That word - "unlimited" - is getting used frequently in the media these days. Bloomberg reported on October 13th that "policy makers offered banks unlimited dollar funding." The Wall Street Journal reported on October 14th that "The U.S. Federal Reserve agreed to provide unlimited dollars to three major European central banks." Then on October 15th Japan jumped into this dollar creation frenzy too, and according to Bloomberg: "The Bank of Japan said it will offer lenders as many dollars as they want." Bloomberg went on to say that dollars will be provided at fixed interest rates for an "unlimited amount", quoting from the actual BoJ announcement.
At this time of "unlimited" dollar creation we need to take to heart the words of Warren Buffett's father, Howard Buffett, while serving as a Congressman from Omaha. In a now famous speech in 1947, Rep. Howard Buffett said: "When the people's right to restrain public spending by demanding gold coin was taken away from them, the automatic flow of strength from the grass-roots to enforce economy in Washington was disconnected...The gold standard acted as a silent watchdog to prevent unlimited public spending." http://www.financialsense.com/editorials/turk/2008/0922.html
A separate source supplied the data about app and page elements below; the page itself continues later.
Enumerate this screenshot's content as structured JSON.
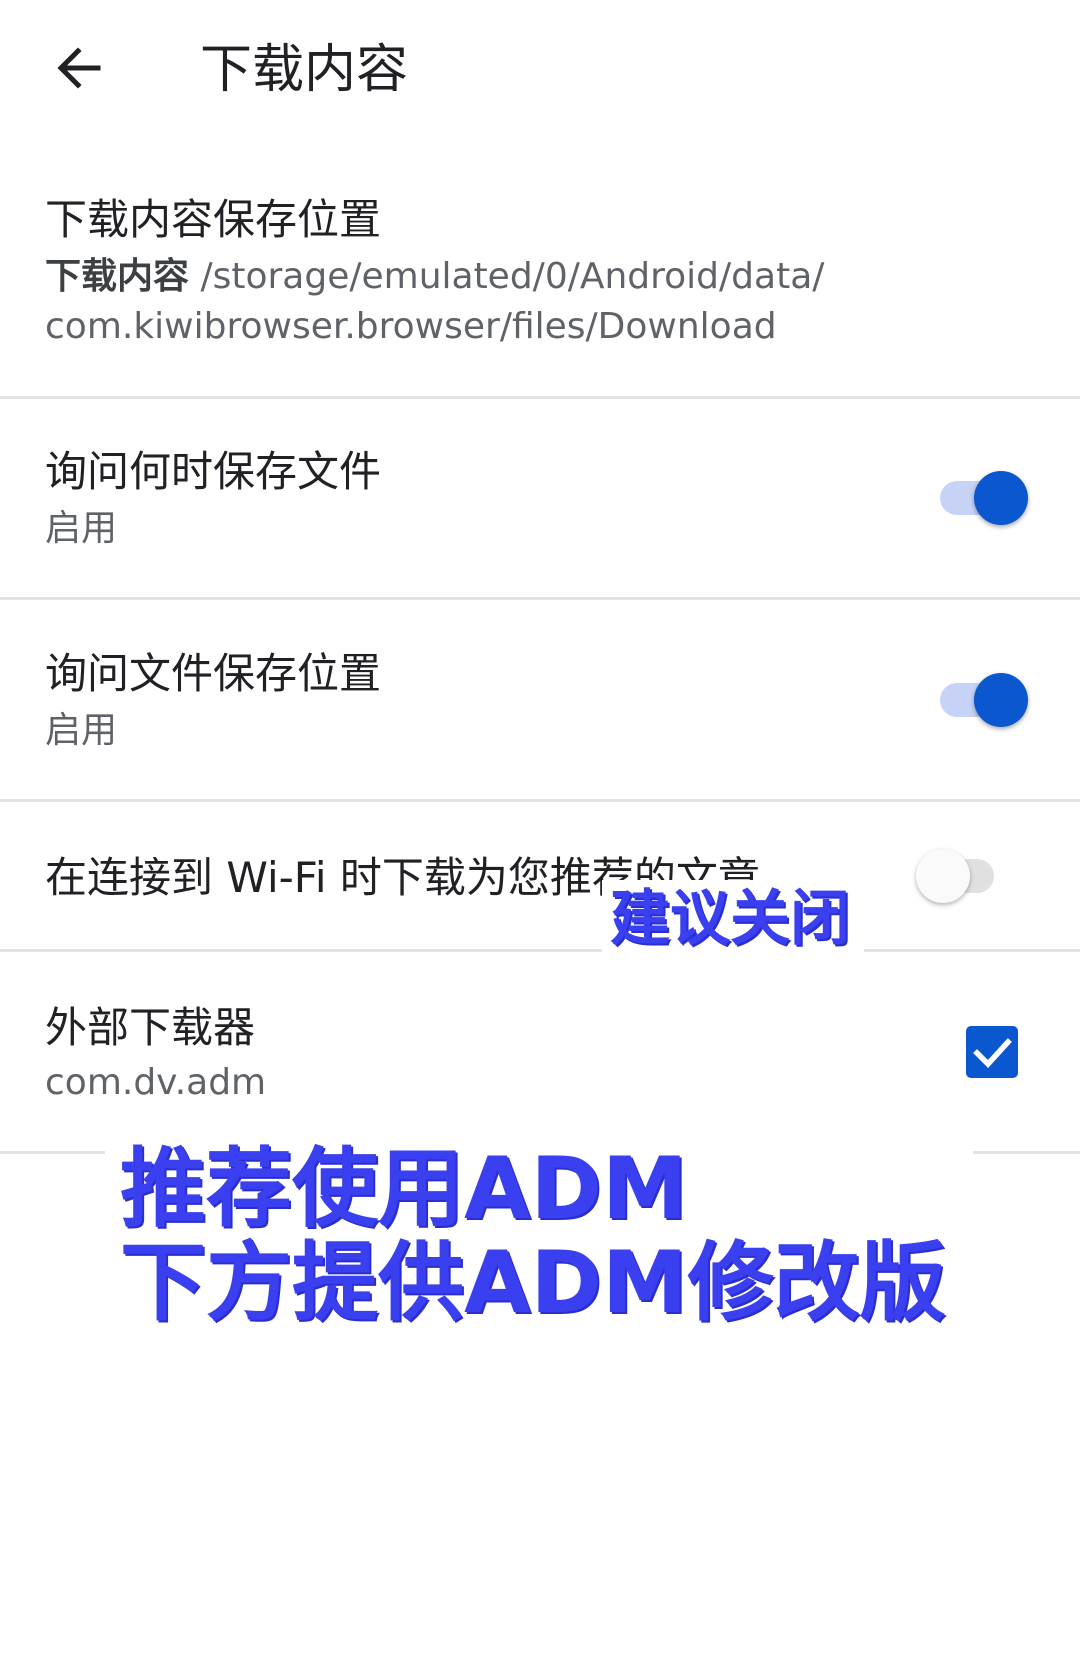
{
  "header": {
    "title": "下载内容",
    "back_icon": "arrow-back-icon"
  },
  "settings": {
    "location": {
      "title": "下载内容保存位置",
      "path_label": "下载内容",
      "path_line1": " /storage/emulated/0/Android/data/",
      "path_line2": "com.kiwibrowser.browser/files/Download"
    },
    "ask_when": {
      "title": "询问何时保存文件",
      "status": "启用",
      "enabled": true
    },
    "ask_where": {
      "title": "询问文件保存位置",
      "status": "启用",
      "enabled": true
    },
    "wifi": {
      "title": "在连接到 Wi-Fi 时下载为您推荐的文章",
      "enabled": false
    },
    "external": {
      "title": "外部下载器",
      "package": "com.dv.adm",
      "checked": true
    }
  },
  "annotations": {
    "small": "建议关闭",
    "big_line1": "推荐使用ADM",
    "big_line2": "下方提供ADM修改版"
  },
  "colors": {
    "accent": "#0b57d0",
    "annotation": "#3a3ff0"
  }
}
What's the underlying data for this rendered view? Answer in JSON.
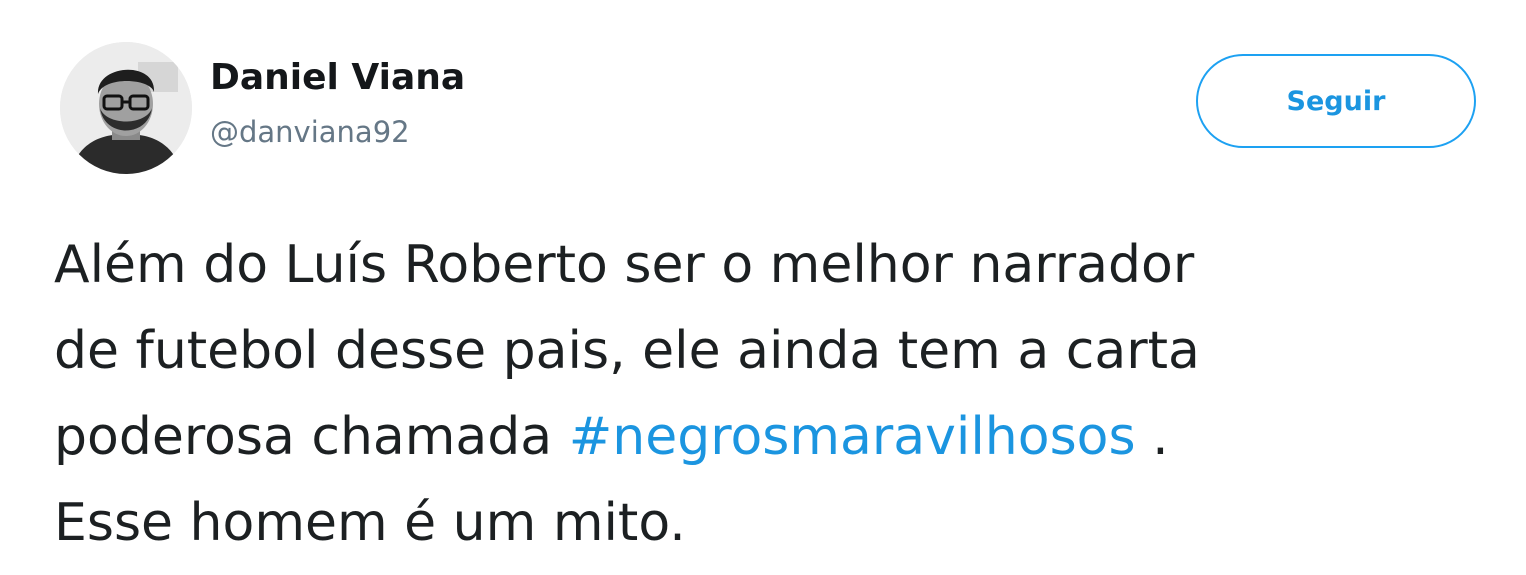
{
  "tweet": {
    "author": {
      "display_name": "Daniel Viana",
      "handle": "@danviana92",
      "avatar_icon": "user-avatar"
    },
    "follow_button_label": "Seguir",
    "text": {
      "line1": "Além do Luís Roberto ser o melhor narrador",
      "line2": "de futebol desse pais, ele ainda tem a carta",
      "line3_before": "poderosa chamada ",
      "hashtag": "#negrosmaravilhosos",
      "line3_after": " .",
      "line4": "Esse homem é um mito."
    }
  },
  "colors": {
    "accent": "#1da1f2",
    "link": "#1b95e0",
    "text": "#1c2022",
    "handle": "#657786"
  }
}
The gold standard is long gone so it no longer acts as a "silent watchdog to prevent unlimited public spending". Because it is no longer prevented, unlimited public spending is what we are now getting. In addition to the countless ways the federal government spends - or wastes, as many would no doubt add - the dollars flowing through its accounts, it is now spending unlimited dollars to bail out banks worldwide, a reality which I think makes clear the dollar's bleak future.
To achieve this unlimited public spending, central banks are creating an unlimited amount of dollars, which will in time mean that there is no limit as to how high the gold price will reach. The new record high in the gold price against the currencies mentioned above will soon be joined by new record highs in gold against the US dollar, euro and every other national currency around the globe.
While the gold standard - what Rep. Buffett called a "silent watchdog" - is gone, gold itself is a watchdog too, and not a silent one. Gold cannot "prevent unlimited public spending" like the gold standard, but a rising gold price - like a barking dog - can warn of danger.
For several years the Gold Anti-Trust Action Committee (www.gata.org) has diligently explained why and how central bankers under the direction of the US government - the henchmen of the nefarious 'gold cartel' - have been capping the gold price. Their solitary aim is to silence the gold "watchdog", in the hope of making people unaware of the danger of holding dollars. But the watchdog is now barking in many countries as the gold price reaches new records against those currencies.
Importantly, the debasement of the dollar is becoming so profound as central banks create "unlimited" amounts, the gold cartel will no longer be able to stop the watchdog from barking by capping the gold price. I expect new record highs in gold against the dollar and the euro by the end of this year.